The basic question here is: Will someone pay us enough so that we can create, sustain, and grow our venture? The fundamental question is usually: Will our intended customers pay enough for our product or service? But sometimes there are other sources of revenue. If there seems to be a positive answer to this question, then the entrepreneur can ask about the sources of funding necessary to launch and establish the venture. The question will be whether the chance of success is high enough and the potential pay-off large enough to attract investment.
It is helpful to think of the evaluation step as continually asking the question of whether the opportunity is worth investing in. You are actually constructing and then continually revising an "investment prospectus."
To summarize, there are five basic questions that you should ask as you evaluate an opportunity.
1. Is there a market opportunity?
• Hypothesis: market problem and potential customers2. Is there a feasible solution?
• Evidence and detail
• Preliminary sizing
• Parameters of acceptable solution3. What is the competition?

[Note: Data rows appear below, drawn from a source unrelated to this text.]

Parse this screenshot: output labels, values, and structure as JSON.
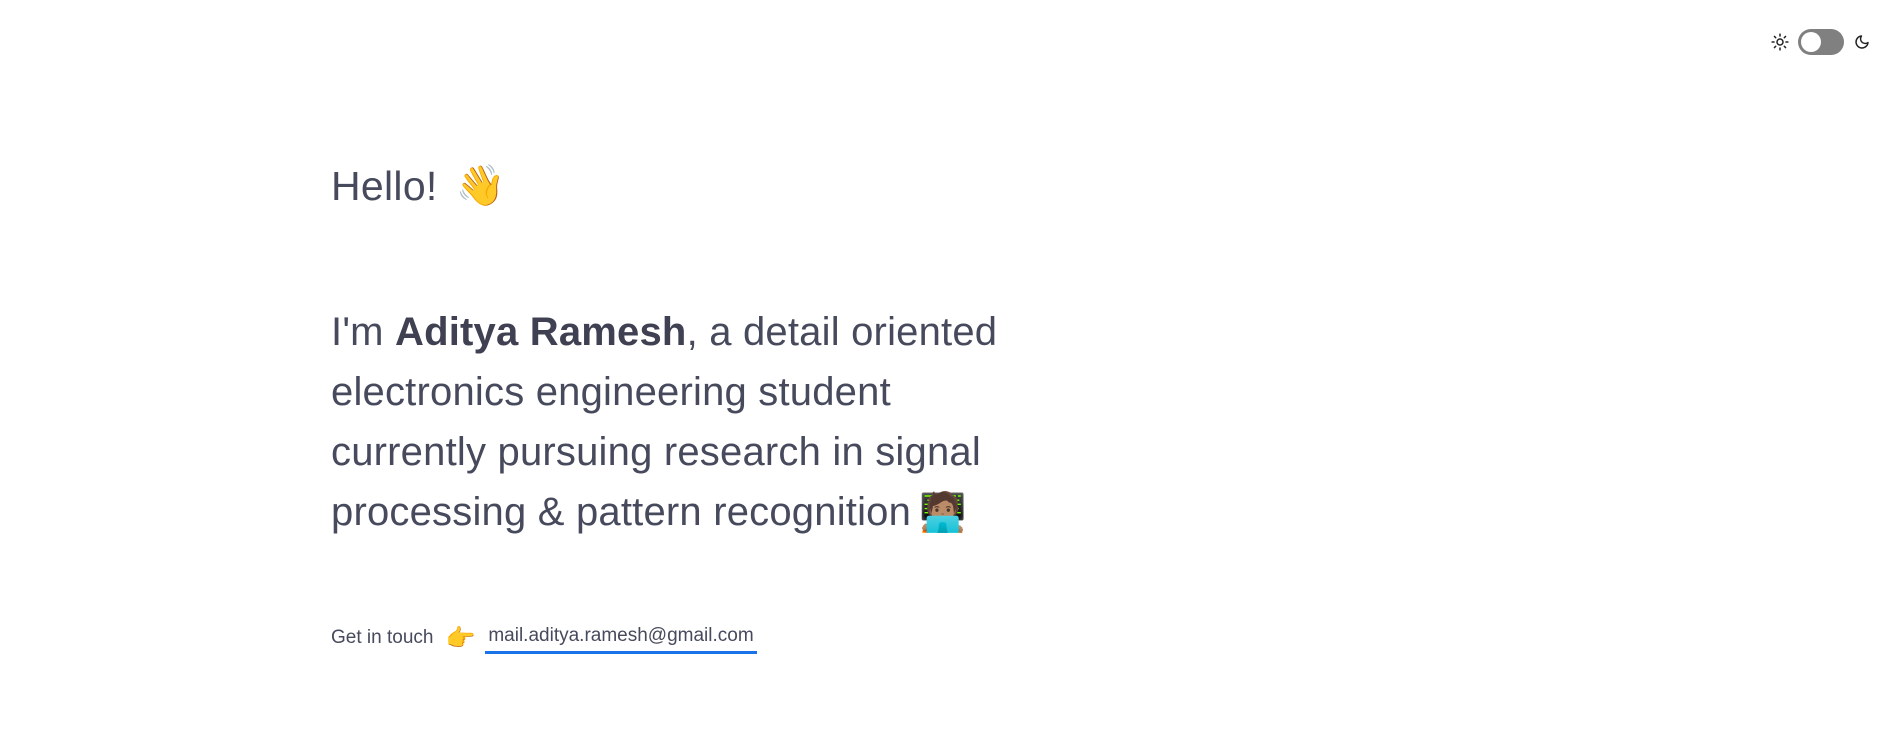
{
  "theme_toggle": {
    "light_icon": "sun-icon",
    "dark_icon": "moon-icon",
    "state": "light"
  },
  "hero": {
    "greeting": "Hello!",
    "greeting_emoji": "👋",
    "intro_prefix": "I'm ",
    "name": "Aditya Ramesh",
    "intro_suffix": ", a detail oriented electronics engineering student currently pursuing research in signal processing & pattern recognition",
    "intro_emoji": "🧑🏽‍💻"
  },
  "contact": {
    "label": "Get in touch",
    "pointer_emoji": "👉",
    "email": "mail.aditya.ramesh@gmail.com"
  },
  "colors": {
    "text": "#474a5c",
    "link_underline": "#1a73e8",
    "toggle_track": "#808080"
  }
}
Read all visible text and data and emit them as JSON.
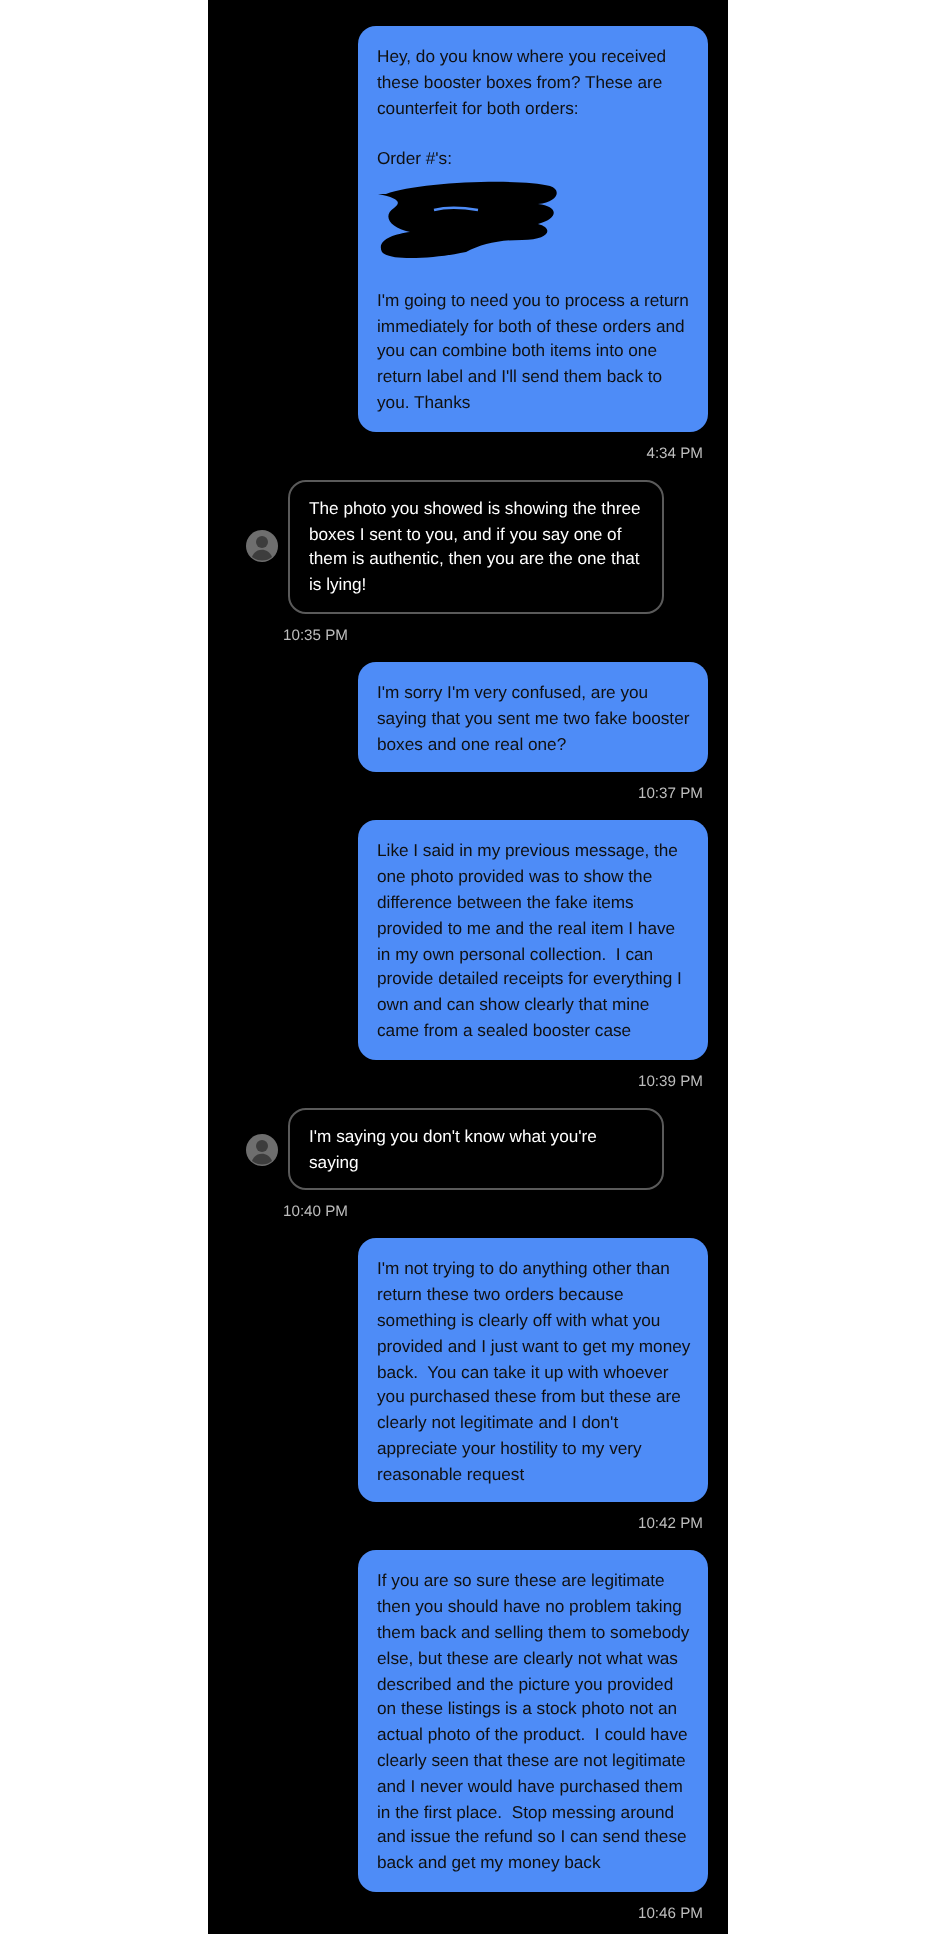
{
  "messages": [
    {
      "kind": "outgoing",
      "parts": [
        {
          "kind": "text",
          "text": "Hey, do you know where you received these booster boxes from? These are counterfeit for both orders:"
        },
        {
          "kind": "text",
          "text": "Order #'s:"
        },
        {
          "kind": "redacted"
        },
        {
          "kind": "text",
          "text": "I'm going to need you to process a return immediately for both of these orders and you can combine both items into one return label and I'll send them back to you. Thanks"
        }
      ],
      "time": "4:34 PM"
    },
    {
      "kind": "incoming",
      "parts": [
        {
          "kind": "text",
          "text": "The photo you showed is showing the three boxes I sent to you, and if you say one of them is authentic, then you are the one that is lying!"
        }
      ],
      "time": "10:35 PM"
    },
    {
      "kind": "outgoing",
      "parts": [
        {
          "kind": "text",
          "text": "I'm sorry I'm very confused, are you saying that you sent me two fake booster boxes and one real one?"
        }
      ],
      "time": "10:37 PM"
    },
    {
      "kind": "outgoing",
      "parts": [
        {
          "kind": "text",
          "text": "Like I said in my previous message, the one photo provided was to show the difference between the fake items provided to me and the real item I have in my own personal collection.  I can provide detailed receipts for everything I own and can show clearly that mine came from a sealed booster case"
        }
      ],
      "time": "10:39 PM"
    },
    {
      "kind": "incoming",
      "parts": [
        {
          "kind": "text",
          "text": "I'm saying you don't know what you're saying"
        }
      ],
      "time": "10:40 PM"
    },
    {
      "kind": "outgoing",
      "parts": [
        {
          "kind": "text",
          "text": "I'm not trying to do anything other than return these two orders because something is clearly off with what you provided and I just want to get my money back.  You can take it up with whoever you purchased these from but these are clearly not legitimate and I don't appreciate your hostility to my very reasonable request"
        }
      ],
      "time": "10:42 PM"
    },
    {
      "kind": "outgoing",
      "parts": [
        {
          "kind": "text",
          "text": "If you are so sure these are legitimate then you should have no problem taking them back and selling them to somebody else, but these are clearly not what was described and the picture you provided on these listings is a stock photo not an actual photo of the product.  I could have clearly seen that these are not legitimate and I never would have purchased them in the first place.  Stop messing around and issue the refund so I can send these back and get my money back"
        }
      ],
      "time": "10:46 PM"
    }
  ]
}
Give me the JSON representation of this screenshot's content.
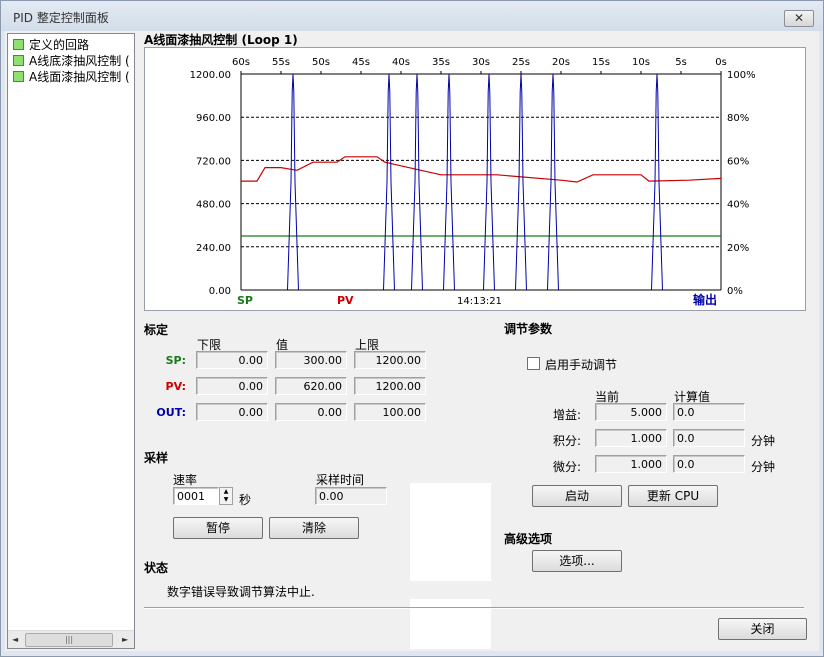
{
  "window": {
    "title": "PID 整定控制面板",
    "close_glyph": "✕"
  },
  "tree": {
    "items": [
      "定义的回路",
      "A线底漆抽风控制 (",
      "A线面漆抽风控制 ("
    ],
    "scroll_left": "◄",
    "scroll_right": "►",
    "scroll_thumb": "|||"
  },
  "plot": {
    "title": "A线面漆抽风控制 (Loop 1)",
    "sp_label": "SP",
    "pv_label": "PV",
    "time": "14:13:21",
    "out_label": "输出"
  },
  "chart_data": {
    "type": "line",
    "x_ticks": [
      "60s",
      "55s",
      "50s",
      "45s",
      "40s",
      "35s",
      "30s",
      "25s",
      "20s",
      "15s",
      "10s",
      "5s",
      "0s"
    ],
    "y_ticks_left": [
      "1200.00",
      "960.00",
      "720.00",
      "480.00",
      "240.00",
      "0.00"
    ],
    "y_ticks_right": [
      "100%",
      "80%",
      "60%",
      "40%",
      "20%",
      "0%"
    ],
    "ylim": [
      0,
      1200
    ],
    "xlim": [
      60,
      0
    ],
    "grid": true,
    "colors": {
      "sp": "#1a7a1a",
      "pv": "#cc0000",
      "out": "#0000aa"
    },
    "series": [
      {
        "name": "SP",
        "points": [
          [
            60,
            300
          ],
          [
            0,
            300
          ]
        ]
      },
      {
        "name": "PV",
        "points": [
          [
            60,
            605
          ],
          [
            58,
            605
          ],
          [
            57,
            680
          ],
          [
            55,
            680
          ],
          [
            53,
            665
          ],
          [
            51,
            710
          ],
          [
            48,
            710
          ],
          [
            47,
            740
          ],
          [
            43,
            740
          ],
          [
            42,
            710
          ],
          [
            38,
            670
          ],
          [
            35,
            640
          ],
          [
            28,
            640
          ],
          [
            20,
            610
          ],
          [
            18,
            600
          ],
          [
            16,
            640
          ],
          [
            10,
            640
          ],
          [
            9,
            605
          ],
          [
            4,
            610
          ],
          [
            0,
            620
          ]
        ]
      },
      {
        "name": "输出",
        "spikes": [
          53.5,
          41.5,
          38,
          34,
          29,
          25,
          21,
          8
        ]
      }
    ]
  },
  "setpoint": {
    "title": "标定",
    "headers": [
      "下限",
      "值",
      "上限"
    ],
    "rows": [
      {
        "label": "SP:",
        "low": "0.00",
        "value": "300.00",
        "high": "1200.00"
      },
      {
        "label": "PV:",
        "low": "0.00",
        "value": "620.00",
        "high": "1200.00"
      },
      {
        "label": "OUT:",
        "low": "0.00",
        "value": "0.00",
        "high": "100.00"
      }
    ]
  },
  "sampling": {
    "title": "采样",
    "rate_label": "速率",
    "rate_value": "0001",
    "rate_unit": "秒",
    "time_label": "采样时间",
    "time_value": "0.00",
    "pause_label": "暂停",
    "clear_label": "清除"
  },
  "status": {
    "title": "状态",
    "text": "数字错误导致调节算法中止."
  },
  "tuning": {
    "title": "调节参数",
    "manual_label": "启用手动调节",
    "col_current": "当前",
    "col_calc": "计算值",
    "rows": [
      {
        "label": "增益:",
        "current": "5.000",
        "calc": "0.0",
        "unit": ""
      },
      {
        "label": "积分:",
        "current": "1.000",
        "calc": "0.0",
        "unit": "分钟"
      },
      {
        "label": "微分:",
        "current": "1.000",
        "calc": "0.0",
        "unit": "分钟"
      }
    ],
    "start_label": "启动",
    "update_label": "更新 CPU"
  },
  "advanced": {
    "title": "高级选项",
    "options_label": "选项..."
  },
  "close_label": "关闭"
}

Is there a basis for sustainable competitive advantage? (Is there a “winner-take-all” first mover scenario?)
• Proposed solution
• Technical feasibility
• Hypothesis of competitive advantage and value4. Can a team be assembled that can execute a commercialization plan?
• Uniqueness and protection
• Likely responses
• What skills, experiences, relationships are required to launch the venture successfully?5. Is the risk / reward profile sufficiently attractive to merit investment of capital?
• How can the necessary team be assembled?
• Describe 3 – 4 scenarios: assumptions & projected financial performance
• What is the likelihood of the various scenarios and what is the basis for these judgments?
If you can answer all of these questions affirmatively, then you have persuaded yourself that this opportunity is worth investing in. This is the first step toward being able to convince others, whether they be prospective customers, employees, partners or providers of capital.
The considerations in this discussion are generic in the sense that they are meant to apply regardless of the industry of focus. while high level principles apply across all industries, it is certainly debatable whether a methodology can be created that applies equally to all industries. To address some concerns in this area, we have added some thoughts about some specific industries and important differences between them.